Things to Remember before you Fish Lake George
There are several things that you should do before fishing Lake George. The first is to get a Lake George boat registration sticker. Boats with a 10 hp or greater motor must display a current registration stick from the Lake George Park Commission. For additional details and associated fees and rules see the Lake George Park Commission Boat Registration page.
Similarly, even avid anglers should be sure to brush up on the current New York State fishing regulations for Lake George, and plan accordingly. Click here – Region 5 Special Fishing Regulations.
You should bring a detailed contour map of the Lake George area, and mark the locations of all of these fishing spots before you head out on your next fishing trip.
Do not forget your phone/camera because no matter where you are in the Adirondacks, you are going to be surrounded by some of the most colorful foliage in New York State. Why not make fishing Lake George a weekend trip. Accommodations are at off -season rates right now, and you will need two days to cover it all. Good luck.
Original Article By Ed Noonan
About the Author

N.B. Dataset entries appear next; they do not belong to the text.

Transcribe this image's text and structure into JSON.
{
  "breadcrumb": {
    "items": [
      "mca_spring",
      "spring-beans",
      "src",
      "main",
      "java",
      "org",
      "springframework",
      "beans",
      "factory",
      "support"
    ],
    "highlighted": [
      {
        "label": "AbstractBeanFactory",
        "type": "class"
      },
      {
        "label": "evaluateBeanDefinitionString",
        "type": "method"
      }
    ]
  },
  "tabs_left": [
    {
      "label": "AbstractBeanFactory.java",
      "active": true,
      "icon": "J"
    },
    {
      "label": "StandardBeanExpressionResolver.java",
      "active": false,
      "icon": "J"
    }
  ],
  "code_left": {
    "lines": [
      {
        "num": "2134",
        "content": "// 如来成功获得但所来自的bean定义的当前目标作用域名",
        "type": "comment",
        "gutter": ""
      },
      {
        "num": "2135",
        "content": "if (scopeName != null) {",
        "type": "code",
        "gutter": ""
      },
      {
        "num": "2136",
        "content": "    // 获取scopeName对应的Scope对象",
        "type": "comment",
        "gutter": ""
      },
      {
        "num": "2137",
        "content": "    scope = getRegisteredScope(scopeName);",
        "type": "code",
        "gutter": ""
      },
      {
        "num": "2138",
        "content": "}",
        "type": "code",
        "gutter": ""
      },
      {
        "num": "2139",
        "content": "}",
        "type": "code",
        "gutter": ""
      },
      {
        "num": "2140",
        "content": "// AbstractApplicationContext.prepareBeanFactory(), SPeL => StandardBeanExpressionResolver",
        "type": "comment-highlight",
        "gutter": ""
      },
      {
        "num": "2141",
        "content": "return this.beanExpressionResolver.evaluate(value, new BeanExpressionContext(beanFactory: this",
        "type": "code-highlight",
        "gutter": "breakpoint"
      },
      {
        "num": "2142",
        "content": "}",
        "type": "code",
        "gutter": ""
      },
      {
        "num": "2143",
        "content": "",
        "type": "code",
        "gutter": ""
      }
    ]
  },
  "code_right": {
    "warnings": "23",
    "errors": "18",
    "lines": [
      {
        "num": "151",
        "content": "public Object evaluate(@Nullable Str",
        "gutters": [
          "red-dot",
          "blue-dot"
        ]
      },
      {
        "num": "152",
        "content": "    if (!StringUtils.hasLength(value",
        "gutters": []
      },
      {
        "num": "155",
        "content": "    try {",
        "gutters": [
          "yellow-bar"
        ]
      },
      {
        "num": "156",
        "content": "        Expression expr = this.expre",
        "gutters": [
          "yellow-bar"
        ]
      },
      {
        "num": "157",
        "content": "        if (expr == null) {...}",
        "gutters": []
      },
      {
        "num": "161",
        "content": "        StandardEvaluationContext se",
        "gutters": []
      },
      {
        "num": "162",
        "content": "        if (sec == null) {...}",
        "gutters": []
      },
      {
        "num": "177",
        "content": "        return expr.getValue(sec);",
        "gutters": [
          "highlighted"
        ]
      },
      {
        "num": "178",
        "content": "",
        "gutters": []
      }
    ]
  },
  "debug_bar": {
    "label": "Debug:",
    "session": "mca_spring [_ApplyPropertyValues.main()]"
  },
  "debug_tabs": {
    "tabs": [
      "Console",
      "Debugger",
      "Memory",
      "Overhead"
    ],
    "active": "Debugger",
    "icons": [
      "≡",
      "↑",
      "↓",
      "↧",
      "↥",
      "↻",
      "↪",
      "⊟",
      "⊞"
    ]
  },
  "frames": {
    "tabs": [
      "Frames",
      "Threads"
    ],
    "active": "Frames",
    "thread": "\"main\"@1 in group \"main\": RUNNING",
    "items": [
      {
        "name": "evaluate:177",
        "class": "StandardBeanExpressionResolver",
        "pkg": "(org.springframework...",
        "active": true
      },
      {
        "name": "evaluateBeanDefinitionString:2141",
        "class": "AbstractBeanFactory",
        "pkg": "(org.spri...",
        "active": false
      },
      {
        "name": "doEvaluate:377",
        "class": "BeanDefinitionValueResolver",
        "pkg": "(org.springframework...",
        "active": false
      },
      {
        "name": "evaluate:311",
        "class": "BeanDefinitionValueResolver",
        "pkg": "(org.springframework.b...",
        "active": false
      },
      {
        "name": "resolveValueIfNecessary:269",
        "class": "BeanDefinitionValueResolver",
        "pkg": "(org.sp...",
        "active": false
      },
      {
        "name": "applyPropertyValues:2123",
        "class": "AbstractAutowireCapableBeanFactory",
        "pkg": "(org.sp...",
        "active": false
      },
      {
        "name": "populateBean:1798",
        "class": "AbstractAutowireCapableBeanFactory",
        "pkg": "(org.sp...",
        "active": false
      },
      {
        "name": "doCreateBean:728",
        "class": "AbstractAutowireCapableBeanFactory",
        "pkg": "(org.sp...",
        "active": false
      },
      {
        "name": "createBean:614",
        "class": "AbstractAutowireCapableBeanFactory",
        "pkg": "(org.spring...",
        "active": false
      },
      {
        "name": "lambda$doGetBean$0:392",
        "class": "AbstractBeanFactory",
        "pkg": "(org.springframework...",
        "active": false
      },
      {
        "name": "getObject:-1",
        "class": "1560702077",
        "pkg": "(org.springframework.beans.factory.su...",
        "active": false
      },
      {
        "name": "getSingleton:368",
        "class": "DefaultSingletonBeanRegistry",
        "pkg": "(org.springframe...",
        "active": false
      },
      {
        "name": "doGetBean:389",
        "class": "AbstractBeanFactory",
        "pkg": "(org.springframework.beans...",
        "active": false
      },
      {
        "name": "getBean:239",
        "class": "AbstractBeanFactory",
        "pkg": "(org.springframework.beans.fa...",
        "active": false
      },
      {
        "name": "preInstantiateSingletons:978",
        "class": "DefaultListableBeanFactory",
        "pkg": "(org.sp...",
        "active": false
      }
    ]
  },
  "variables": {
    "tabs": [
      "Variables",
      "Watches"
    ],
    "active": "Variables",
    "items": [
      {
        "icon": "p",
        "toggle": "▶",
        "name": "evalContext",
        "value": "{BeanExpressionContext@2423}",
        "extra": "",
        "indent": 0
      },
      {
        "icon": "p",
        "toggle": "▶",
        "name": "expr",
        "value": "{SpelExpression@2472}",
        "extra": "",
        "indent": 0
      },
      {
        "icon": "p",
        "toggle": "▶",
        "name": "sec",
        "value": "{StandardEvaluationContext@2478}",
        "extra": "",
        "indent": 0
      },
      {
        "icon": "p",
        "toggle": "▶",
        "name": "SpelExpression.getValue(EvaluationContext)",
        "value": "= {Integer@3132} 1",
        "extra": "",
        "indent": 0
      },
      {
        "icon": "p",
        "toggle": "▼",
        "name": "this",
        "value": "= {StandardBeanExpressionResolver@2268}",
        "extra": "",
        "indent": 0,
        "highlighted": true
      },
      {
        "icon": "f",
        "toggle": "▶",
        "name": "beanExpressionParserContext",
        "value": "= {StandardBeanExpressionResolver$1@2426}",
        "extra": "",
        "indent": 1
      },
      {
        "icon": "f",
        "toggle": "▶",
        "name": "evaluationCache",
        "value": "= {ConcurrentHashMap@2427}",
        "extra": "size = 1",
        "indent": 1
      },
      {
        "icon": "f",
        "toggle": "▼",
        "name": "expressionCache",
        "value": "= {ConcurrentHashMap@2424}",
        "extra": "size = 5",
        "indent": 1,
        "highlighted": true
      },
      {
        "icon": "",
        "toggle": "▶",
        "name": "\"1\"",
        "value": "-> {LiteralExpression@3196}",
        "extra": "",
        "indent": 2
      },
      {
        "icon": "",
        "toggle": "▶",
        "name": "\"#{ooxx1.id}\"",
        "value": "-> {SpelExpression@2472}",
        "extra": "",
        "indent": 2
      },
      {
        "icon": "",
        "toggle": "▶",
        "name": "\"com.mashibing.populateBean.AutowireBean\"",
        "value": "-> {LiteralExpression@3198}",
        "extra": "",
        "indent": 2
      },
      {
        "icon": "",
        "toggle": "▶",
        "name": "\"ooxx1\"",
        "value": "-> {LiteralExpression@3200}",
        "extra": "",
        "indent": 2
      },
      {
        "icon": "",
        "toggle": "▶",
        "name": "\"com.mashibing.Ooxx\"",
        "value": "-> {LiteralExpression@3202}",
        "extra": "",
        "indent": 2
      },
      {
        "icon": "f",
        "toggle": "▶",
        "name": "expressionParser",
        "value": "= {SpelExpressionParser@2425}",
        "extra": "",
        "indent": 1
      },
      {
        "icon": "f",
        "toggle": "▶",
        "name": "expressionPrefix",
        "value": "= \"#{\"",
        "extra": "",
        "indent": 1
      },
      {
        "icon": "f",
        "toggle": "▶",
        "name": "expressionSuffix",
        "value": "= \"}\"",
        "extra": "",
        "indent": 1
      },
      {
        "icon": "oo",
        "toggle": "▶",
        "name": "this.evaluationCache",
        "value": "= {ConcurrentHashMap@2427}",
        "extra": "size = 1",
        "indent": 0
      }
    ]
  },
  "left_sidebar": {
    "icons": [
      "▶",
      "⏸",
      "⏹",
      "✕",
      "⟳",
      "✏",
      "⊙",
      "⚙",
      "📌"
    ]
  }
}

Ed Noonan was a full time NYS licensed guide and full time outdoor writer with twice weekly columns in the Schenectady Gazette as well as writing freelance for a variety of outdoor magazines. He was a member of NYS Outdoor Writers’ Association and the NYS Outdoorsmen Hall of Fame and recipient of the NYSOWA and Bass Pro Shops’ Pass It On Award. Ed passed away in 2023.